Year                First Loss                    Next Game

2021                Iowa                   L, Illinois

2020                Indiana                      L, Ohio State

2019                Minnesota                   W, Indiana

2018                Ohio State                   L, Michigan State

2017                Ohio State                   L, Michigan State

2016                Pitt                              W, Temple

2015                Temple                        W, Buffalo

2014                Northwestern             L, Michigan

Losses gnaw at Franklin, despite the 1-0 Mentality. And you have to think his staff, coaches and players sense that. Last Wednesday, I asked him if his team knew what was still ahead of it or “do you have to do the math for then?”

He answered the question, but quickly went on and mentioned the expectations of the program and how tough it is getting into the College Football Playoff. I saw it as a nuanced way of indicating that one loss — that is not to Ohio State – can kill a Penn State season when you have CFP aspirations, as Penn State did in 2021 after it meteorically rose to 5-0 and as high as No. 4, especially given the greatness of its defense.

“No, I don’t want to. I don’t want them thinking like that,” Franklin replied to me. “There’s too many things, there’s too many people outside, too much outside noise. Everybody’s got an opinion. I want to beat Illinois. And I just truly believe these guys got a bunch on their plate academically, athletically, socially. Cutting this thing up into small pieces and focusing on the task at hand I think is the best way to keep everybody focused and as consistent as possible.”

This is where he provides a reveal of where his mind and heart might also be at. A loss to Iowa can be a deal-breaker of an entire season when you have playoff hopes and Ohio State, Michigan and Michigan State – all playing great, if not elite football — are still on deck. (To show you the kind of seasons Michigan and Michigan State are having in 2021: Their game on Saturday is the first time the two teams have met when both were 7-0 or better.)

“I think it’s also magnified,” Franklin added. “I think the philosophy is magnified a little bit, because depending on what type of school you’re at or where you’re at, what the expectation is. And I think that the College Football Playoff has changed that probably more than ever. Depending on what type of school you’re at and where you’re at, the College Football Playoff has dramatically changed, I think, how you operate and how people view things. And I think it’s made it more challenging. I think (it) is the right approach for us.”

There have been a series of fourth-quarter and overtime heart-breaking losses where Penn State either led or was tied late in the game.

Out of Franklin’s 30 losses at PSU, I count 12 such losses in all since 2014 — 11 where Penn State led in the fourth quarter and one where it was tied in the fourth quarter and then in overtime.

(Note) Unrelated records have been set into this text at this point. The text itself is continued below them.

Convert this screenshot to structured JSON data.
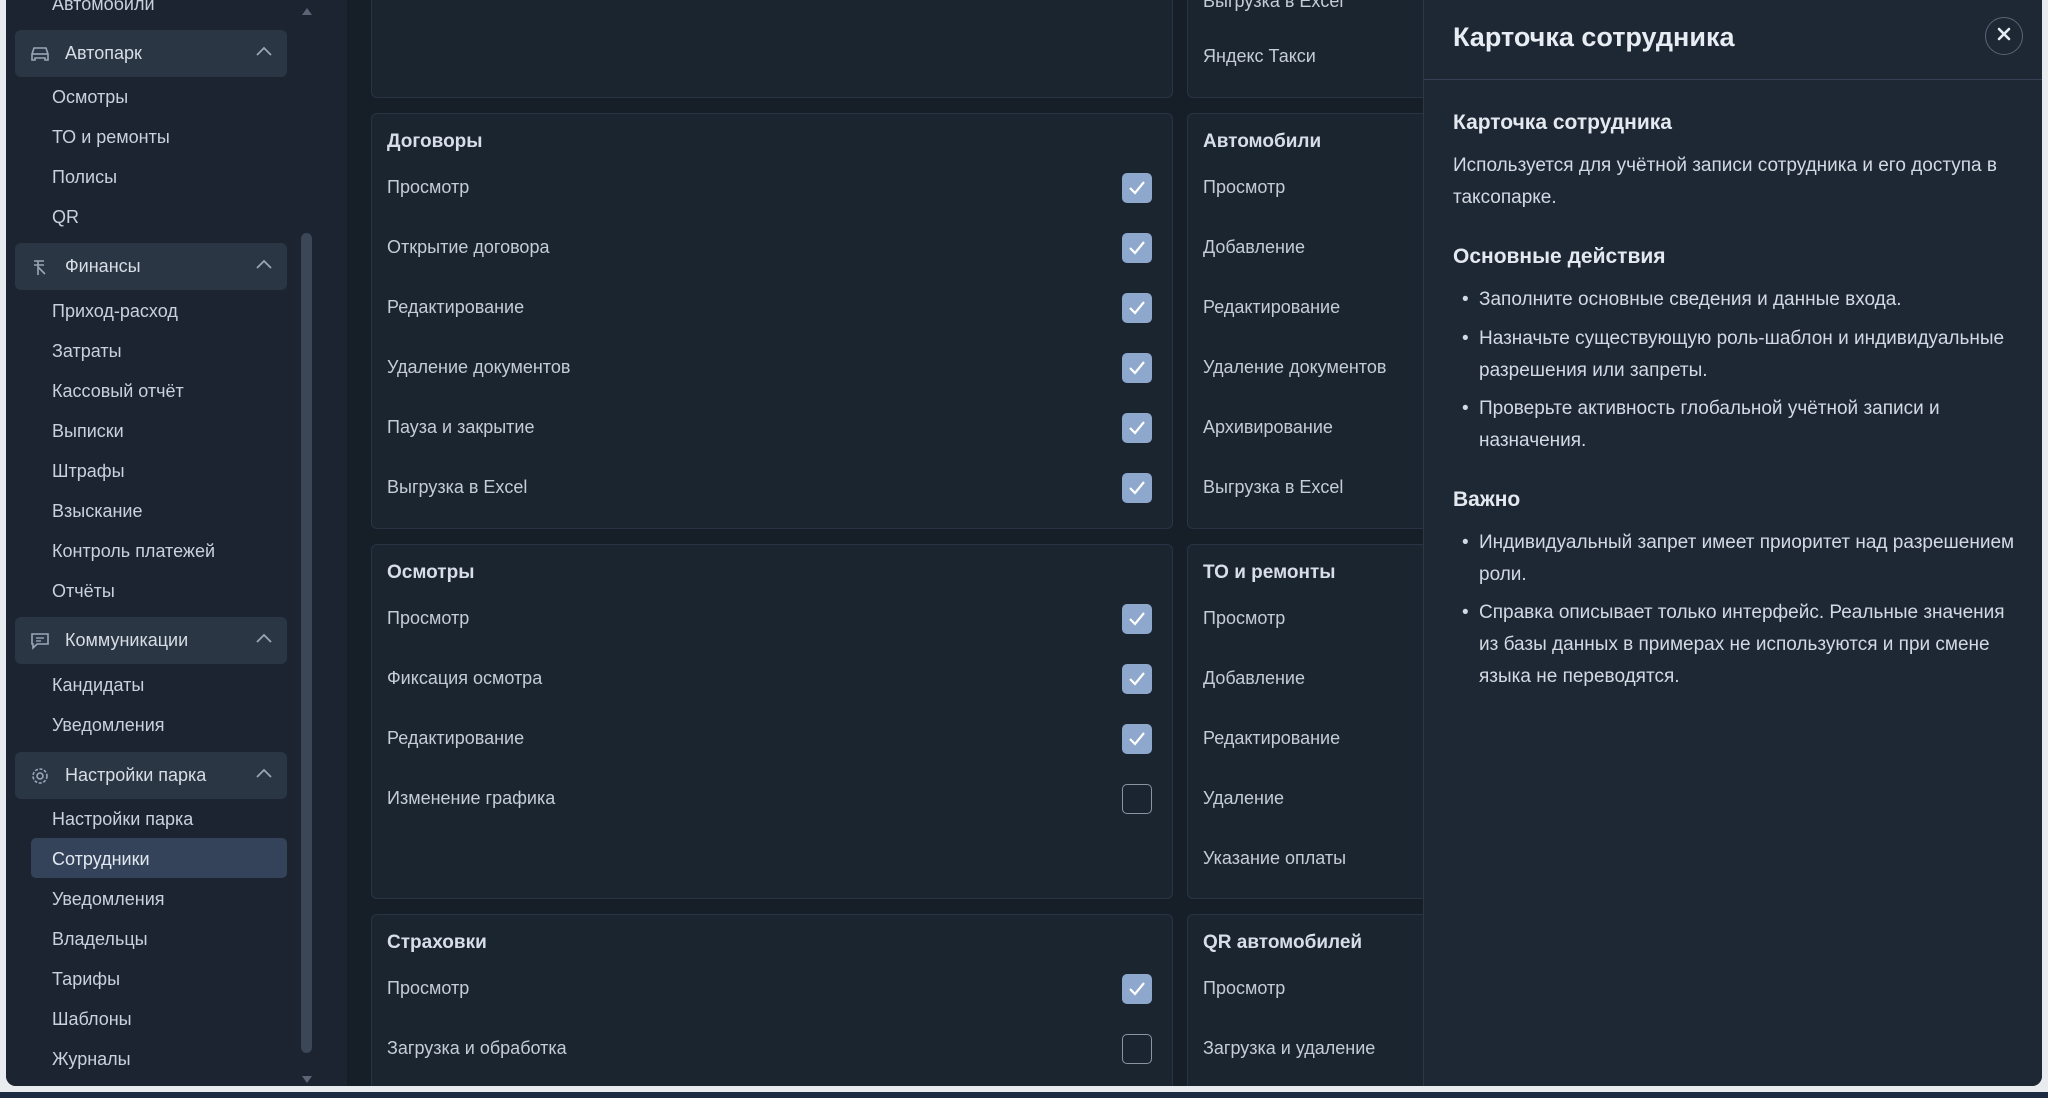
{
  "sidebar": {
    "top_partial": "Автомобили",
    "groups": [
      {
        "label": "Автопарк",
        "items": [
          "Осмотры",
          "ТО и ремонты",
          "Полисы",
          "QR"
        ]
      },
      {
        "label": "Финансы",
        "items": [
          "Приход-расход",
          "Затраты",
          "Кассовый отчёт",
          "Выписки",
          "Штрафы",
          "Взыскание",
          "Контроль платежей",
          "Отчёты"
        ]
      },
      {
        "label": "Коммуникации",
        "items": [
          "Кандидаты",
          "Уведомления"
        ]
      },
      {
        "label": "Настройки парка",
        "items": [
          "Настройки парка",
          "Сотрудники",
          "Уведомления",
          "Владельцы",
          "Тарифы",
          "Шаблоны",
          "Журналы"
        ]
      }
    ],
    "active_item": "Сотрудники"
  },
  "main": {
    "right_top_partial": "Выгрузка в Excel",
    "right_top_item": "Яндекс Такси",
    "left_cards": [
      {
        "title": "Договоры",
        "rows": [
          {
            "label": "Просмотр",
            "checked": true
          },
          {
            "label": "Открытие договора",
            "checked": true
          },
          {
            "label": "Редактирование",
            "checked": true
          },
          {
            "label": "Удаление документов",
            "checked": true
          },
          {
            "label": "Пауза и закрытие",
            "checked": true
          },
          {
            "label": "Выгрузка в Excel",
            "checked": true
          }
        ]
      },
      {
        "title": "Осмотры",
        "rows": [
          {
            "label": "Просмотр",
            "checked": true
          },
          {
            "label": "Фиксация осмотра",
            "checked": true
          },
          {
            "label": "Редактирование",
            "checked": true
          },
          {
            "label": "Изменение графика",
            "checked": false
          }
        ]
      },
      {
        "title": "Страховки",
        "rows": [
          {
            "label": "Просмотр",
            "checked": true
          },
          {
            "label": "Загрузка и обработка",
            "checked": false
          }
        ]
      }
    ],
    "right_cards": [
      {
        "title": "Автомобили",
        "rows": [
          "Просмотр",
          "Добавление",
          "Редактирование",
          "Удаление документов",
          "Архивирование",
          "Выгрузка в Excel"
        ]
      },
      {
        "title": "ТО и ремонты",
        "rows": [
          "Просмотр",
          "Добавление",
          "Редактирование",
          "Удаление",
          "Указание оплаты"
        ]
      },
      {
        "title": "QR автомобилей",
        "rows": [
          "Просмотр",
          "Загрузка и удаление"
        ]
      }
    ]
  },
  "panel": {
    "header_title": "Карточка сотрудника",
    "close_icon": "close-icon",
    "section1_title": "Карточка сотрудника",
    "section1_text": "Используется для учётной записи сотрудника и его доступа в таксопарке.",
    "section2_title": "Основные действия",
    "section2_bullets": [
      "Заполните основные сведения и данные входа.",
      "Назначьте существующую роль-шаблон и индивидуальные разрешения или запреты.",
      "Проверьте активность глобальной учётной записи и назначения."
    ],
    "section3_title": "Важно",
    "section3_bullets": [
      "Индивидуальный запрет имеет приоритет над разрешением роли.",
      "Справка описывает только интерфейс. Реальные значения из базы данных в примерах не используются и при смене языка не переводятся."
    ]
  },
  "colors": {
    "checkbox_checked": "#8ea7cc",
    "sidebar_bg": "#1b2430",
    "main_bg": "#161e28",
    "panel_bg": "#1e2835"
  }
}
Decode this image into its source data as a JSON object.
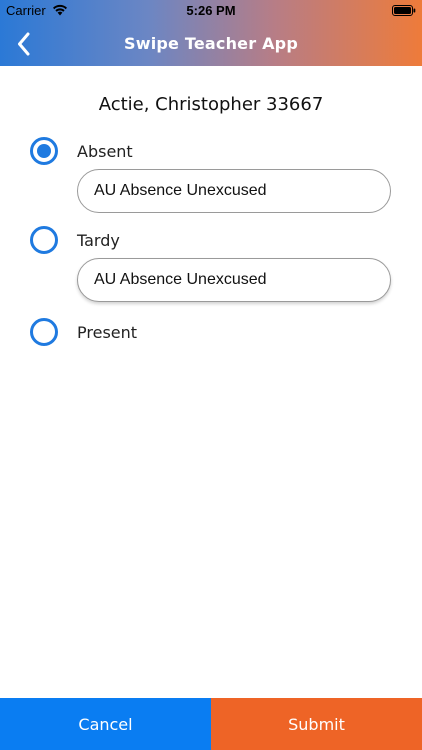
{
  "status_bar": {
    "carrier": "Carrier",
    "time": "5:26 PM"
  },
  "nav": {
    "title": "Swipe Teacher App",
    "back_icon": "chevron-left-icon"
  },
  "student": {
    "name": "Actie, Christopher 33667"
  },
  "options": [
    {
      "label": "Absent",
      "selected": true
    },
    {
      "label": "Tardy",
      "selected": false
    },
    {
      "label": "Present",
      "selected": false
    }
  ],
  "reasons": {
    "absent_reason": "AU Absence Unexcused",
    "tardy_reason": "AU Absence Unexcused"
  },
  "actions": {
    "cancel_label": "Cancel",
    "submit_label": "Submit"
  },
  "colors": {
    "accent_blue": "#1f7ae0",
    "cancel_blue": "#0a7df2",
    "submit_orange": "#ee6426"
  }
}
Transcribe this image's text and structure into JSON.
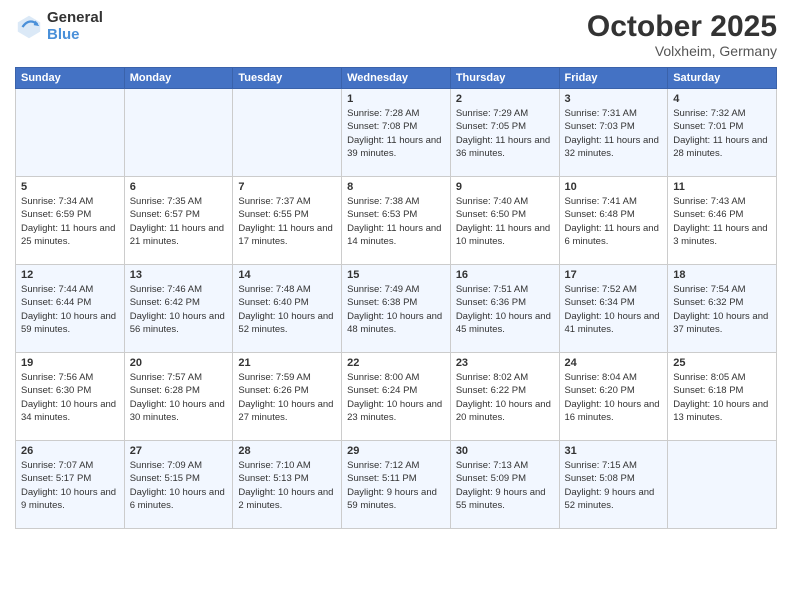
{
  "logo": {
    "general": "General",
    "blue": "Blue"
  },
  "title": "October 2025",
  "location": "Volxheim, Germany",
  "headers": [
    "Sunday",
    "Monday",
    "Tuesday",
    "Wednesday",
    "Thursday",
    "Friday",
    "Saturday"
  ],
  "weeks": [
    [
      {
        "day": "",
        "info": ""
      },
      {
        "day": "",
        "info": ""
      },
      {
        "day": "",
        "info": ""
      },
      {
        "day": "1",
        "info": "Sunrise: 7:28 AM\nSunset: 7:08 PM\nDaylight: 11 hours and 39 minutes."
      },
      {
        "day": "2",
        "info": "Sunrise: 7:29 AM\nSunset: 7:05 PM\nDaylight: 11 hours and 36 minutes."
      },
      {
        "day": "3",
        "info": "Sunrise: 7:31 AM\nSunset: 7:03 PM\nDaylight: 11 hours and 32 minutes."
      },
      {
        "day": "4",
        "info": "Sunrise: 7:32 AM\nSunset: 7:01 PM\nDaylight: 11 hours and 28 minutes."
      }
    ],
    [
      {
        "day": "5",
        "info": "Sunrise: 7:34 AM\nSunset: 6:59 PM\nDaylight: 11 hours and 25 minutes."
      },
      {
        "day": "6",
        "info": "Sunrise: 7:35 AM\nSunset: 6:57 PM\nDaylight: 11 hours and 21 minutes."
      },
      {
        "day": "7",
        "info": "Sunrise: 7:37 AM\nSunset: 6:55 PM\nDaylight: 11 hours and 17 minutes."
      },
      {
        "day": "8",
        "info": "Sunrise: 7:38 AM\nSunset: 6:53 PM\nDaylight: 11 hours and 14 minutes."
      },
      {
        "day": "9",
        "info": "Sunrise: 7:40 AM\nSunset: 6:50 PM\nDaylight: 11 hours and 10 minutes."
      },
      {
        "day": "10",
        "info": "Sunrise: 7:41 AM\nSunset: 6:48 PM\nDaylight: 11 hours and 6 minutes."
      },
      {
        "day": "11",
        "info": "Sunrise: 7:43 AM\nSunset: 6:46 PM\nDaylight: 11 hours and 3 minutes."
      }
    ],
    [
      {
        "day": "12",
        "info": "Sunrise: 7:44 AM\nSunset: 6:44 PM\nDaylight: 10 hours and 59 minutes."
      },
      {
        "day": "13",
        "info": "Sunrise: 7:46 AM\nSunset: 6:42 PM\nDaylight: 10 hours and 56 minutes."
      },
      {
        "day": "14",
        "info": "Sunrise: 7:48 AM\nSunset: 6:40 PM\nDaylight: 10 hours and 52 minutes."
      },
      {
        "day": "15",
        "info": "Sunrise: 7:49 AM\nSunset: 6:38 PM\nDaylight: 10 hours and 48 minutes."
      },
      {
        "day": "16",
        "info": "Sunrise: 7:51 AM\nSunset: 6:36 PM\nDaylight: 10 hours and 45 minutes."
      },
      {
        "day": "17",
        "info": "Sunrise: 7:52 AM\nSunset: 6:34 PM\nDaylight: 10 hours and 41 minutes."
      },
      {
        "day": "18",
        "info": "Sunrise: 7:54 AM\nSunset: 6:32 PM\nDaylight: 10 hours and 37 minutes."
      }
    ],
    [
      {
        "day": "19",
        "info": "Sunrise: 7:56 AM\nSunset: 6:30 PM\nDaylight: 10 hours and 34 minutes."
      },
      {
        "day": "20",
        "info": "Sunrise: 7:57 AM\nSunset: 6:28 PM\nDaylight: 10 hours and 30 minutes."
      },
      {
        "day": "21",
        "info": "Sunrise: 7:59 AM\nSunset: 6:26 PM\nDaylight: 10 hours and 27 minutes."
      },
      {
        "day": "22",
        "info": "Sunrise: 8:00 AM\nSunset: 6:24 PM\nDaylight: 10 hours and 23 minutes."
      },
      {
        "day": "23",
        "info": "Sunrise: 8:02 AM\nSunset: 6:22 PM\nDaylight: 10 hours and 20 minutes."
      },
      {
        "day": "24",
        "info": "Sunrise: 8:04 AM\nSunset: 6:20 PM\nDaylight: 10 hours and 16 minutes."
      },
      {
        "day": "25",
        "info": "Sunrise: 8:05 AM\nSunset: 6:18 PM\nDaylight: 10 hours and 13 minutes."
      }
    ],
    [
      {
        "day": "26",
        "info": "Sunrise: 7:07 AM\nSunset: 5:17 PM\nDaylight: 10 hours and 9 minutes."
      },
      {
        "day": "27",
        "info": "Sunrise: 7:09 AM\nSunset: 5:15 PM\nDaylight: 10 hours and 6 minutes."
      },
      {
        "day": "28",
        "info": "Sunrise: 7:10 AM\nSunset: 5:13 PM\nDaylight: 10 hours and 2 minutes."
      },
      {
        "day": "29",
        "info": "Sunrise: 7:12 AM\nSunset: 5:11 PM\nDaylight: 9 hours and 59 minutes."
      },
      {
        "day": "30",
        "info": "Sunrise: 7:13 AM\nSunset: 5:09 PM\nDaylight: 9 hours and 55 minutes."
      },
      {
        "day": "31",
        "info": "Sunrise: 7:15 AM\nSunset: 5:08 PM\nDaylight: 9 hours and 52 minutes."
      },
      {
        "day": "",
        "info": ""
      }
    ]
  ]
}
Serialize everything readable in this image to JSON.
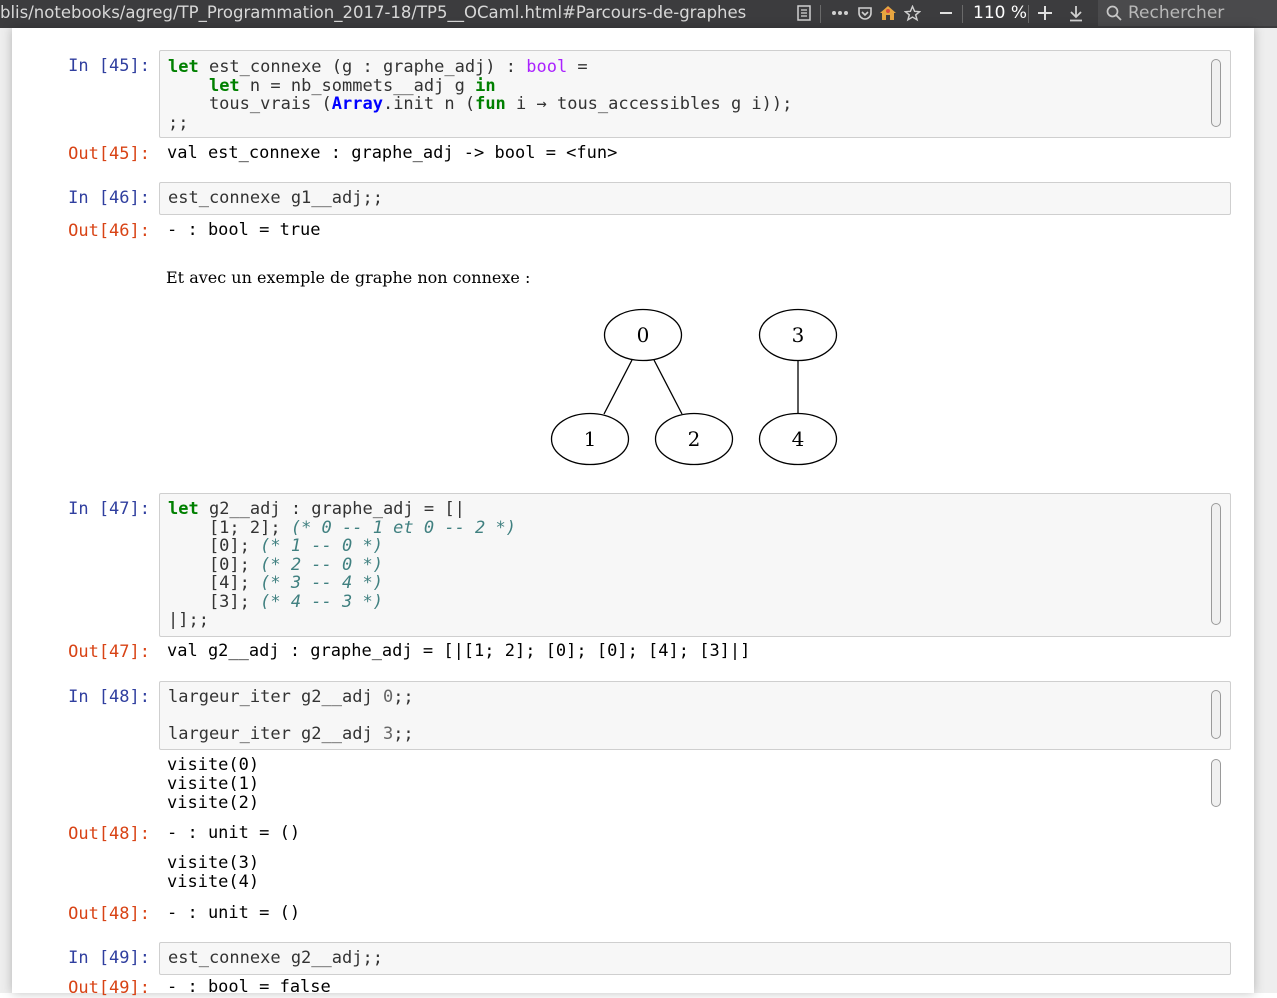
{
  "browser": {
    "url": "blis/notebooks/agreg/TP_Programmation_2017-18/TP5__OCaml.html#Parcours-de-graphes",
    "zoom": "110 %",
    "search_placeholder": "Rechercher",
    "icons": [
      "reader-view-icon",
      "more-icon",
      "pocket-icon",
      "home-icon",
      "bookmark-star-icon",
      "zoom-out-icon",
      "zoom-in-icon",
      "download-icon",
      "search-icon"
    ]
  },
  "cells": {
    "c45": {
      "in_prompt": "In [45]:",
      "line1": {
        "kw": "let",
        "a": " est_connexe (g : graphe_adj) : ",
        "ty": "bool",
        "b": " ="
      },
      "line2": {
        "pre": "    ",
        "kw": "let",
        "a": " n = nb_sommets__adj g ",
        "kw2": "in"
      },
      "line3": {
        "a": "    tous_vrais (",
        "mod": "Array",
        "b": ".init n (",
        "kw": "fun",
        "c": " i → tous_accessibles g i));"
      },
      "line4": ";;",
      "out_prompt": "Out[45]:",
      "output": "val est_connexe : graphe_adj -> bool = <fun>"
    },
    "c46": {
      "in_prompt": "In [46]:",
      "code": "est_connexe g1__adj;;",
      "out_prompt": "Out[46]:",
      "output": "- : bool = true"
    },
    "markdown": "Et avec un exemple de graphe non connexe :",
    "graph": {
      "nodes": [
        "0",
        "1",
        "2",
        "3",
        "4"
      ],
      "edges": [
        [
          "0",
          "1"
        ],
        [
          "0",
          "2"
        ],
        [
          "3",
          "4"
        ]
      ]
    },
    "c47": {
      "in_prompt": "In [47]:",
      "line1": {
        "kw": "let",
        "a": " g2__adj : graphe_adj = [|"
      },
      "rows": [
        {
          "code": "    [1; 2]; ",
          "comment": "(* 0 -- 1 et 0 -- 2 *)"
        },
        {
          "code": "    [0]; ",
          "comment": "(* 1 -- 0 *)"
        },
        {
          "code": "    [0]; ",
          "comment": "(* 2 -- 0 *)"
        },
        {
          "code": "    [4]; ",
          "comment": "(* 3 -- 4 *)"
        },
        {
          "code": "    [3]; ",
          "comment": "(* 4 -- 3 *)"
        }
      ],
      "last": "|];;",
      "out_prompt": "Out[47]:",
      "output": "val g2__adj : graphe_adj = [|[1; 2]; [0]; [0]; [4]; [3]|]"
    },
    "c48": {
      "in_prompt": "In [48]:",
      "line1": {
        "a": "largeur_iter g2__adj ",
        "n": "0",
        "b": ";;"
      },
      "line2": {
        "a": "largeur_iter g2__adj ",
        "n": "3",
        "b": ";;"
      },
      "stdout1": "visite(0)\nvisite(1)\nvisite(2)",
      "out_prompt_a": "Out[48]:",
      "output_a": "- : unit = ()",
      "stdout2": "visite(3)\nvisite(4)",
      "out_prompt_b": "Out[48]:",
      "output_b": "- : unit = ()"
    },
    "c49": {
      "in_prompt": "In [49]:",
      "code": "est_connexe g2__adj;;",
      "out_prompt": "Out[49]:",
      "output": "- : bool = false"
    }
  }
}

Two of these games — what a good friend of mine calls “blown saves” — just came in back-to-back Saturdays. The first one was still raw. Despite missing Sean Clifford at Iowa, the Nittany Lions still led Iowa 20-13 almost seven minutes in the fourth quarter. The Hawkeyes scored 10 points in the final 8:08 of the game to win, 23-20.

Against Illinois, Penn State scored twice in the first 19 minutes of the game, then never scored again in the subsequent 41 minutes of regulation. However, Penn State still led 10-7 in the fourth quarter until Illinois kicked a field goal with 11:49 to play in regulation. That tied the game and sent it into overtime(s).

Two blown saves in eight days may have been one too many for Penn State fans.

Franklin is truly not appreciated. That’s very possibly true. And he may also think so.

How does this fit the “not cutting him slack” storyline?

Well, despite his wonderful rebuilding job at Penn State, his 65 victories, his three New Year’s 6 appearances, his 2016 Big Ten title, his push to improve Penn State football on and off the field, for many it is not enough.

And it may never be. Unless, of course, Penn State beats Ohio State next Saturday. Then, in the fickle world of college football fandom, all is forgiven.